How do you plan a site worthy of a world-class playwright?  

On Friday, October 22, students in the landscape architecture program at Mississippi State University took a literary turn.  Under the direction of their professor, Robert Brzuscek, they had been studying the life and work of playwright Tennessee Williams.
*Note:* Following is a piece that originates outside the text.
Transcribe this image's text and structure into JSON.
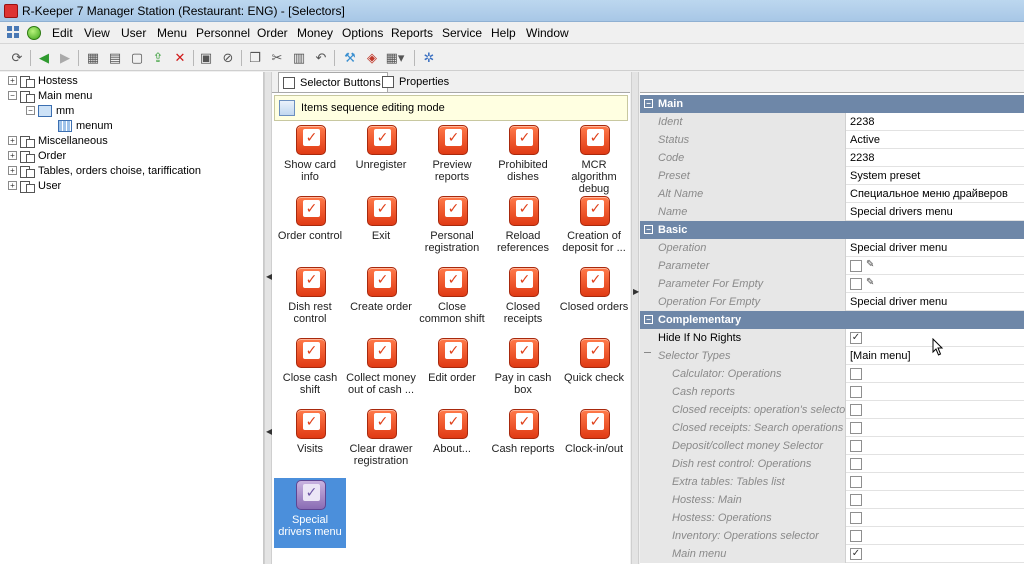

Williams' birthplace, the former Episcopal rectory now situated on Main Street in Columbus, Mississippi, had recently been renovated as a state welcome center and museum, but the large lot surrounding the house at the top of River Hill was essentially a blank parking lot.  

Brzuscek engaged a scholar, a director, the organizer of the Tennessee Williams festival, a publisher--all as judges for plans produced by eleven teams of juniors and seniors at MSU.  What a tall order:  the students tried to reinterpret Williams' life or legacy into built form on a large city lot.  The results included creative solutions that spanned the gamut from abstract to literal, treating the property as a narrative, with scenes or acts, to a reinterpretation of a Victorian garden.  Streetcars (for Streetcar Named Desire), glass sculptures (as in Glass Menagerie), intermixed with real-world concerns, such as paved areas that could double as festival gathering places.  All told, a successful project for the world-class writer who deserves world-class memorialization.

Presentations took place in the upper floor of the former Elks Club, directly across the street from the Williams welcome center. On the juror's first row sat Columbus native and newspaper editor and publisher (and the well-known photographer/cultural documentarian) Birney Imes.  Imes is encouraging the development of the real site, working with landscape architect Patrick Alexander, so some ideas gleaned from the jury may find expression on the actual property.  

In the panoply of great artists Mississippi has produced for the larger nation and the world, Williams' contributions loom large.  Although he only spent his earliest years at the rectory, the arch-Southernness of Columbus, even its diction inflected his life's work.  The time has arrived for this urban memorial.